## Task brief
Collect the lines of the entries where "about" shows up.
===== Records =====
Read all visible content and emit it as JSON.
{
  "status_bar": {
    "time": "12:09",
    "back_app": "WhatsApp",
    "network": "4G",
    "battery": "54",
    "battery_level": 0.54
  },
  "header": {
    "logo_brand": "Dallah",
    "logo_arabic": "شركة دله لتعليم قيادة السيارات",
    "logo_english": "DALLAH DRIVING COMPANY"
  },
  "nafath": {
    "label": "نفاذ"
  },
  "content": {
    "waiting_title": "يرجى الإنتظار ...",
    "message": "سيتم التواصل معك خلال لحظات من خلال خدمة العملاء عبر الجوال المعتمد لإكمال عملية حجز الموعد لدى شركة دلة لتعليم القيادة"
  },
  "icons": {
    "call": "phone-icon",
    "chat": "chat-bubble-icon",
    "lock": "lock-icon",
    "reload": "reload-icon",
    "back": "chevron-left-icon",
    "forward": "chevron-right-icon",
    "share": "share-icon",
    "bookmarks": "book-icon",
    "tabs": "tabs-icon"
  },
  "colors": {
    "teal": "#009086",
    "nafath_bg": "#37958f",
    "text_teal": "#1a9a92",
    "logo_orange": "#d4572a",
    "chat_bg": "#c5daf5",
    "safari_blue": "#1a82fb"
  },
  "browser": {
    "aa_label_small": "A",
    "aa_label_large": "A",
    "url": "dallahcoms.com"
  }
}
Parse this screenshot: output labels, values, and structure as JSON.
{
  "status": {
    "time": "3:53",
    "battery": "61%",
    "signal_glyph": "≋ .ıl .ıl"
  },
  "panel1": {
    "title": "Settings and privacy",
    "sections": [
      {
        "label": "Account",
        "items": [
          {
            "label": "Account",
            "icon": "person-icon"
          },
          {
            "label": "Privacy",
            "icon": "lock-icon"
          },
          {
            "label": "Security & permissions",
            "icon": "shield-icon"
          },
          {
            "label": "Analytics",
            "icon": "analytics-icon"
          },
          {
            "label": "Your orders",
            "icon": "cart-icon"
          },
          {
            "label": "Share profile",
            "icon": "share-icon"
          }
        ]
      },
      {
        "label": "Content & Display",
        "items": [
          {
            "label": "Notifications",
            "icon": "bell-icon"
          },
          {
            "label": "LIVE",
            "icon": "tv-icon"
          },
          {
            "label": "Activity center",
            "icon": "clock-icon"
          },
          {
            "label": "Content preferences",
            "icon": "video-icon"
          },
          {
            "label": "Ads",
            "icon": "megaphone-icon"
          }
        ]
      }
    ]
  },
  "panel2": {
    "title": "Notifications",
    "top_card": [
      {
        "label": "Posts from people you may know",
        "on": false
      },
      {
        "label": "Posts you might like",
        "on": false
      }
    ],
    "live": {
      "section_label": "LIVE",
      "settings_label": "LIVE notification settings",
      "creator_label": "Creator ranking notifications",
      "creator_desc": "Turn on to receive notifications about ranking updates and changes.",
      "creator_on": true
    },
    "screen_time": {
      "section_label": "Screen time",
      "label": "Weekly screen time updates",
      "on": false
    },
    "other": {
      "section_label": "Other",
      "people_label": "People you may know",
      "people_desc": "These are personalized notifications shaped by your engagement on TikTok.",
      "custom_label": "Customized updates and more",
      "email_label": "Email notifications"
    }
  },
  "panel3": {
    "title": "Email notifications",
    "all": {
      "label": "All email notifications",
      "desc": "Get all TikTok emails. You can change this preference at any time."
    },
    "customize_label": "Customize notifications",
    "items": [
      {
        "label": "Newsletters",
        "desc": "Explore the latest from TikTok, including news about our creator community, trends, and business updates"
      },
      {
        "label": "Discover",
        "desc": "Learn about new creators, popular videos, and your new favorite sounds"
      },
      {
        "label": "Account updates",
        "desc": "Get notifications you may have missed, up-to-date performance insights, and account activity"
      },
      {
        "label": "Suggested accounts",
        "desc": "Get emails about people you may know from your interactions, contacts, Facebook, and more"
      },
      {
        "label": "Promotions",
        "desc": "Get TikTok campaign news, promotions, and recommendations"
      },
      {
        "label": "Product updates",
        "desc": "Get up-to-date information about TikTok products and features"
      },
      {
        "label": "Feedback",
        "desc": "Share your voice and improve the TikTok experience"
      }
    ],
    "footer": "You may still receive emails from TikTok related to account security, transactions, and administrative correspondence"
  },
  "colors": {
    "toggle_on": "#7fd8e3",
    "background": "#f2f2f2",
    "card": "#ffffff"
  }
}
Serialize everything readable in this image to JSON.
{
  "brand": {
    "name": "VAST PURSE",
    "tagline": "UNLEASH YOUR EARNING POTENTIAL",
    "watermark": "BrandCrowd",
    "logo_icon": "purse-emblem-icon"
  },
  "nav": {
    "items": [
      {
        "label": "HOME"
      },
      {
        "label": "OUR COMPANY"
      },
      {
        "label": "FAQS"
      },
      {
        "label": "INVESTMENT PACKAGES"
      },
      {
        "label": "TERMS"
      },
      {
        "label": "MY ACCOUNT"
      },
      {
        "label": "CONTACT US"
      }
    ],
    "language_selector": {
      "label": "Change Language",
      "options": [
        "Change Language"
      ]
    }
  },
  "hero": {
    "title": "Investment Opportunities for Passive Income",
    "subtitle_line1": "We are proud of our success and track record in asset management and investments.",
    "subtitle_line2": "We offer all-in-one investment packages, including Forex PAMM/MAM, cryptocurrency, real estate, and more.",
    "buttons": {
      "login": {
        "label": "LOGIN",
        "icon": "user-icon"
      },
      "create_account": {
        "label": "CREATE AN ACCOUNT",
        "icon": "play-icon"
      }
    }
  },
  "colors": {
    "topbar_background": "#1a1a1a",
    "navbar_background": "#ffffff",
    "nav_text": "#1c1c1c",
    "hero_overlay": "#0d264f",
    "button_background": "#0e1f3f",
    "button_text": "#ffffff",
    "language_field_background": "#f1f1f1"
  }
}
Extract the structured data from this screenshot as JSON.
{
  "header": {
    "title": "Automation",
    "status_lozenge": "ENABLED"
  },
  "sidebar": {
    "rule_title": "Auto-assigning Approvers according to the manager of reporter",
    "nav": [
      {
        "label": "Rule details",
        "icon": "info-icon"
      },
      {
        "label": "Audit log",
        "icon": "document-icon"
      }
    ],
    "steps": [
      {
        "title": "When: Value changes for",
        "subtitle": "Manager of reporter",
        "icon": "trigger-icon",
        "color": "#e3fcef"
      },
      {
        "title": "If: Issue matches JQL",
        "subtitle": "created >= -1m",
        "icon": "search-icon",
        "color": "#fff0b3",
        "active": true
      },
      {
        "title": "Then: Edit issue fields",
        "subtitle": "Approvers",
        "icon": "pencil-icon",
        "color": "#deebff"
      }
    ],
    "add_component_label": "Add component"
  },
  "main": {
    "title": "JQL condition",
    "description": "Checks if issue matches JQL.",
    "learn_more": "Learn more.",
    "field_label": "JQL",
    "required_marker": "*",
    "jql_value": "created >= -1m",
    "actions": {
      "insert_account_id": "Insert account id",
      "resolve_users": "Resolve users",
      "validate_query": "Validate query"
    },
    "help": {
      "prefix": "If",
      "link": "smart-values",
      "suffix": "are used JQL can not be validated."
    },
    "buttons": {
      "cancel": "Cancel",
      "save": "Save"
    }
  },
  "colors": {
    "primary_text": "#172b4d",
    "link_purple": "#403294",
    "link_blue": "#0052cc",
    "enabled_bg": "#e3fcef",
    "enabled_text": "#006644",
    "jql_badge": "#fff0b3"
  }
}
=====
## Written reply
      "creator_desc": "Turn on to receive notifications about ranking updates and changes.",
        "desc": "Explore the latest from TikTok, including news about our creator community, trends, and business updates"
        "desc": "Learn about new creators, popular videos, and your new favorite sounds"
        "desc": "Get emails about people you may know from your interactions, contacts, Facebook, and more"
        "desc": "Get up-to-date information about TikTok products and features"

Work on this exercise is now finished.